Your Eyes May Hold a Surprising Clue About Your Current State of Mental Health
One of the most frustrating things about mental health issues is that they are often invisible: Unlike a physical injury or ailment, it’s usually not possible to tell—just by looking at someone—if he or she is depressed, or mentally ill, or dealing with an unhealthy level of stress.
Researchers at the University of Missouri want to change that, and they say they’ve come up with a physical way to measure one of the most ubiquitous mental health problems in today’s society: stress in the workplace. According to a new study in the International Journal of Human-Computer Interaction, pupil size can be a good indicator of how overwhelmed people are when they have to multitask on the job.
“Basically, there are many ways you can measure physical workload,” said study author Jung Hyup Kim, PhD, assistant professor of industrial and manufacturing systems engineering, in a video interview on the university’s website. “Nowadays, there are many people suffering from mental stress, but there’s no objective way to measure the mental workload.”
Kim and his colleagues knew that a human’s pupils respond to changes in the environment by changing size. They grow and shrink based on the amount of light available, but they also react to unexpected sounds and other external stimuli. Pupils also change in response to the cognitive processes going on inside a person’s head, as well.
The researchers wondered if pupil response correlated to mental workload—a variable similar to attention—in a multitasking setting, so they designed a simulation that mimicked an oil and gas refinery plant control room. Participants were asked to complete work-related tasks while responding to unexpected changes (such as alarms going off around them), and eye-tracking technology was used to monitor them as they worked.

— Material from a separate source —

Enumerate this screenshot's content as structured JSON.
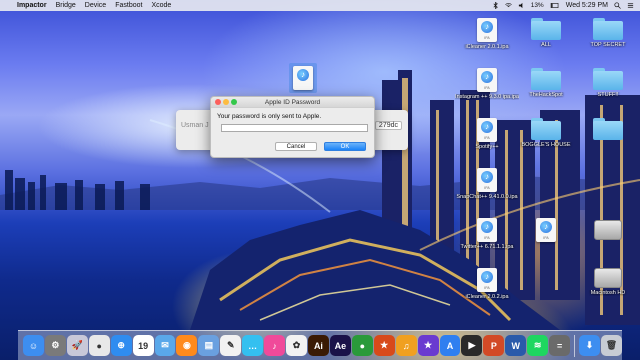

The researchers noticed that as the work the participants were asked to do got more complex, their eye behaviors became more erratic. They also discovered a negative relationship between the dimension of pupil dilation and the person’s mental workload. In other words, the more stressed they became, the smaller their pupils were.
It’s not a huge surprise that multitasking would raise stress levels: There have been plenty of studies that suggest that when people try to focus their attention on several things at once, it usually backfires. But the fact that researchers found a way to actually measure this effect—and in a fairly unobtrusive way—could be a big deal for science, and for businesses as well.
It will likely be several years before a tool like this is available for the general public, Kim says, but he’s hopeful that he and his colleagues will be able to develop a low-cost, portable eye-tracking device that can be used in many different workplaces—including industrial settings, office buildings, 911 dispatch centers, and air-traffic control towers.
Their goal is for employers to one day be able to use this technology to create safer and more productive work environments. “This is a breakthrough,” Kim tells Health. “If we can measure the workload objectively, we can design better working schedules and optimize their tasks so that workers aren’t getting tired or overwhelmed. And if we can monitor their well-being, we can hopefully prevent mistakes from happening.”
To get our top stories delivered to your inbox, sign up for the Healthy Living newsletter
Recognizing misclassification bias in research and medical practice
Accuracycase definitionepidemiologyerrorsinformation biasmisclassification Related Posts:9 of 10 Docs Unprepared to Prescribe MarijuanaNew research debunks medicalRead More
Corrigendum: Conducting ethnography in primary care
Family Practice 2019; 36(4): 523–525. doi:10.1093/fampra/cmz007 Related Posts:Conducting ethnography in primary careCorrigendum: Patient-centred outcomes research:…DepressionRead More